The Dighavapi Stupa is called in the Sinhalese chronicles as Dighanakha or Diganaka (Nicholas, 1963; Withanachchi, 2013). However, there are no further records about this Stupa in the chronicles (Parker, 1981) until the 18th century (Nicholas, 1963). In the middle of the 18th century, King Kirti Sri Rajasinghe (1747-1782 C.E.) had visit a Stupa called Nakha Cetiya but its relation with the Dighavapi (Dighanaka) Stupa is unclear. However, the area was locally known as Nakha Vehera prior to its re-occupation by the Sangha about 1924 (Nicholas, 1963).

Dighavapi gold leaf inscription

    Dighavapi Golg Leaf Inscription of King Kanittha Tissa (165-193 C.E.)

    Transcript :  Sidha:  Naka  maharajhaha  puta Malutisa rajhaha sovana tube
    Translation : Hail: The gold stupa (reliquary) of King Malutisa (Kanittha Tissa), the son of the great king Naka [Mahallaka Naga (135-141 C.E.)].
    Reference: Sirisoma, 1991. p. 222.
In 1986, a gold-leaf inscription was discovered deposited inside a reliquary recovered from the western frontispiece (Vahalkada) of Dighavapi Stupa (Sirisoma, 1991). The reliquary was found along with two other gold reliquaries and all of them were in a stone casket embedded in the aforesaid frontispiece.

The inscription contains only one line and has been written in the scripts belonging to the 2nd century C.E. (Sirisoma, 1991).

Ruins
Dighavapi is identified as a large monastic complex existed during the period of Rohana Principality (Withanachchi, 2013). Ruins of that ancient monastery are found today scattered nearly 1/2 miles distance from the boundary of Dighavapi Stupa (Withanachchi, 2013).

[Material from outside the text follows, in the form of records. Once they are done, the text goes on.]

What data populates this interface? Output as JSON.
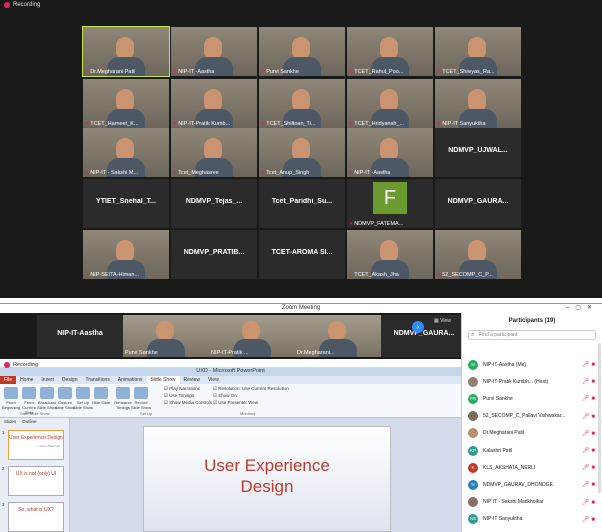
{
  "top_recording": "Recording",
  "gallery": [
    {
      "name": "Dr.Megharani Patil",
      "type": "video",
      "active": true
    },
    {
      "name": "NIP-IT -Aastha",
      "type": "video"
    },
    {
      "name": "Purvi Sankhe",
      "type": "video"
    },
    {
      "name": "TCET_Rahul_Poo...",
      "type": "video"
    },
    {
      "name": "TCET_Shreyas_Ra...",
      "type": "video"
    },
    {
      "name": "TCET_Harneet_K...",
      "type": "video"
    },
    {
      "name": "NIP-IT-Pratik Kumb...",
      "type": "video"
    },
    {
      "name": "TCET_Shiltoan_Ti...",
      "type": "video"
    },
    {
      "name": "TCET_Hridyansh_...",
      "type": "video"
    },
    {
      "name": "NIP-IT Sanyuktha",
      "type": "video"
    },
    {
      "name": "NIP-IT - Sakshi M...",
      "type": "video"
    },
    {
      "name": "Tcet_Meghasree",
      "type": "video"
    },
    {
      "name": "Tcet_Anup_Singh",
      "type": "video"
    },
    {
      "name": "NIP-IT -Aastha",
      "type": "video"
    },
    {
      "name": "NDMVP_UJWAL...",
      "type": "name"
    },
    {
      "name": "YTIET_Snehal_T...",
      "type": "name"
    },
    {
      "name": "NDMVP_Tejas_...",
      "type": "name"
    },
    {
      "name": "Tcet_Paridhi_Su...",
      "type": "name"
    },
    {
      "name": "NDMVP_FATEMA...",
      "type": "letter",
      "letter": "F"
    },
    {
      "name": "NDMVP_GAURA...",
      "type": "name"
    },
    {
      "name": "NIP-SEITA-Himan...",
      "type": "video"
    },
    {
      "name": "NDMVP_PRATIB...",
      "type": "name"
    },
    {
      "name": "TCET-AROMA SI...",
      "type": "name"
    },
    {
      "name": "TCET_Akash_Jha",
      "type": "video"
    },
    {
      "name": "52_SECOMP_C_P...",
      "type": "video"
    }
  ],
  "zoom_window": {
    "title": "Zoom Meeting",
    "strip": [
      {
        "name": "NIP-IT-Aastha",
        "type": "name"
      },
      {
        "name": "Purvi Sankhe",
        "type": "video"
      },
      {
        "name": "NIP-IT-Pratik ...",
        "type": "video"
      },
      {
        "name": "Dr.Megharani...",
        "type": "video"
      },
      {
        "name": "NDMVP_GAURA...",
        "type": "name"
      }
    ],
    "view_label": "View",
    "recording": "Recording"
  },
  "powerpoint": {
    "title": "UXD - Microsoft PowerPoint",
    "tabs": [
      "File",
      "Home",
      "Insert",
      "Design",
      "Transitions",
      "Animations",
      "Slide Show",
      "Review",
      "View"
    ],
    "selected_tab": "Slide Show",
    "ribbon_buttons": [
      "From Beginning",
      "From Current Slide",
      "Broadcast Slide Show",
      "Custom Slide Show",
      "Set Up Slide Show",
      "Hide Slide",
      "Rehearse Timings",
      "Record Slide Show"
    ],
    "ribbon_checks": [
      "Play Narrations",
      "Use Timings",
      "Show Media Controls",
      "Resolution: Use Current Resolution",
      "Show On:",
      "Use Presenter View"
    ],
    "ribbon_groups": [
      "Start Slide Show",
      "Set Up",
      "Monitors"
    ],
    "pane_tabs": [
      "Slides",
      "Outline"
    ],
    "thumbnails": [
      {
        "num": "1",
        "title": "User Experience Design",
        "sub": "— Ketan Bachhav"
      },
      {
        "num": "2",
        "title": "UX is not (only) UI",
        "sub": ""
      },
      {
        "num": "3",
        "title": "So, what is UX?",
        "sub": ""
      }
    ],
    "slide_title_line1": "User Experience",
    "slide_title_line2": "Design"
  },
  "participants": {
    "title": "Participants (19)",
    "search_placeholder": "Find a participant",
    "list": [
      {
        "initials": "N",
        "name": "NIP-IT-Aastha (Me)",
        "color": "#27ae60"
      },
      {
        "initials": "",
        "name": "NIP-IT-Pratik Kumbh... (Host)",
        "color": "#8e7f6e"
      },
      {
        "initials": "PS",
        "name": "Purvi Sankhe",
        "color": "#27ae60"
      },
      {
        "initials": "",
        "name": "52_SECOMP_C_Pallavi Vishwakar...",
        "color": "#7a6a5a"
      },
      {
        "initials": "",
        "name": "Dr.Megharani Patil",
        "color": "#b59070"
      },
      {
        "initials": "KP",
        "name": "Kalashri Patil",
        "color": "#2a9d8f"
      },
      {
        "initials": "K",
        "name": "KLS_AKSHATA_NERLI",
        "color": "#c0392b"
      },
      {
        "initials": "N",
        "name": "NDMVP_GAURAV_DHONDGE",
        "color": "#2980b9"
      },
      {
        "initials": "",
        "name": "NIP IT - Sakshi Madkholkar",
        "color": "#8b6f5f"
      },
      {
        "initials": "NS",
        "name": "NIP-IT Sanyuktha",
        "color": "#2a9d8f"
      }
    ]
  }
}
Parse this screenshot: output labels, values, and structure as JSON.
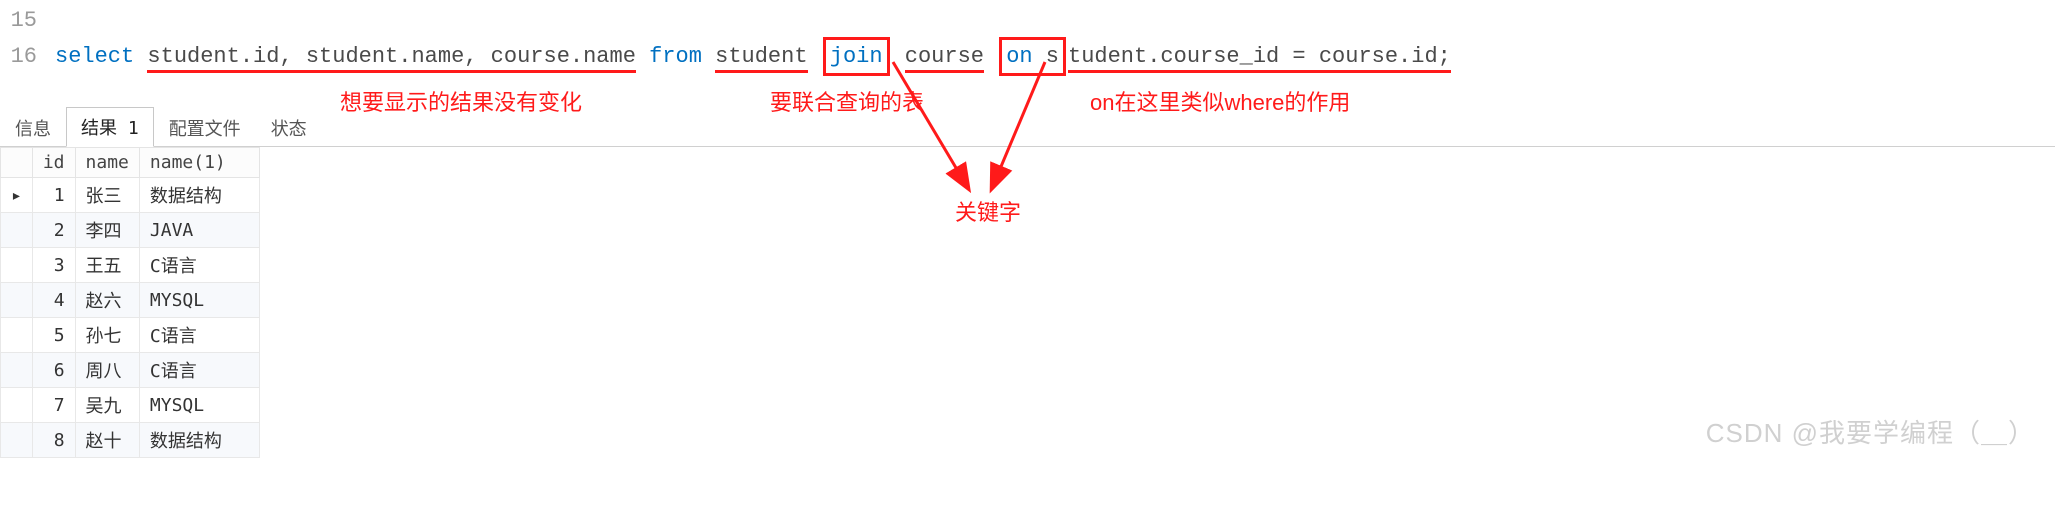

From the excavations, it has been identified that the Dighavapi Stupa had been constructed with two rampart walls (Withanachchi, 2013). Remains of Vahalkada are also visible at the site.

A protected site
The Dighavapi Dagoba and all the ruins found in the land reserved for the Dighavapi Viharaya in the village of Dighavapiya in the Divisional Secretary’s Division, Addalachchanai are archaeological protected monuments, declared by the government Gazette notifications published on 18 April 1947 and 31 December 1999.
 
Ancient sculptures, Dighavapi Ruins, Dighavapi
Ruins, Dighavapi Stone sculptures, Dighavapi
References
1) Nicholas C. W., 1963. Journal of the Ceylon Branch of the Royal Asiatic Society, New Series (Vol VI). Special Number: Colombo. Royal Asiatic Society (Ceylon Branch), pp.24-27.
2) Parker, H., 1981. Ancient Ceylon (Vol. 41). Asian educational services. p.318
3) Sirisoma, M.H. (Edited by Uduwara, J.), 1991. No.43. Dighavapi gold leaf inscription of King Kanittha Tissa (164-192 A.D.). Epigraphia Zeylanica: Being lithic and other inscriptions of Sri Lanka: Vol. VI: Part: 2. Archaeology Survey of Ceylon. pp. 221-223.
4) The Gazette of Ceylon, no: 9692. 18 April 1947.
5) The Gazette of the Democratic Socialist Republic of Sri Lanka, no: 2106. 31 December 1999.
6) Withanachchi, C. R., 2013. Pauranika Sthana Saha Smaraka: Ampara Distrikkaya (In Sinhala). Department of Archaeology (Sri Lanka). ISBN: 955-9159-44-5. pp.17-18.

Location Map

This page was last updated on 12 May 2019

0 comments:

Post a Comment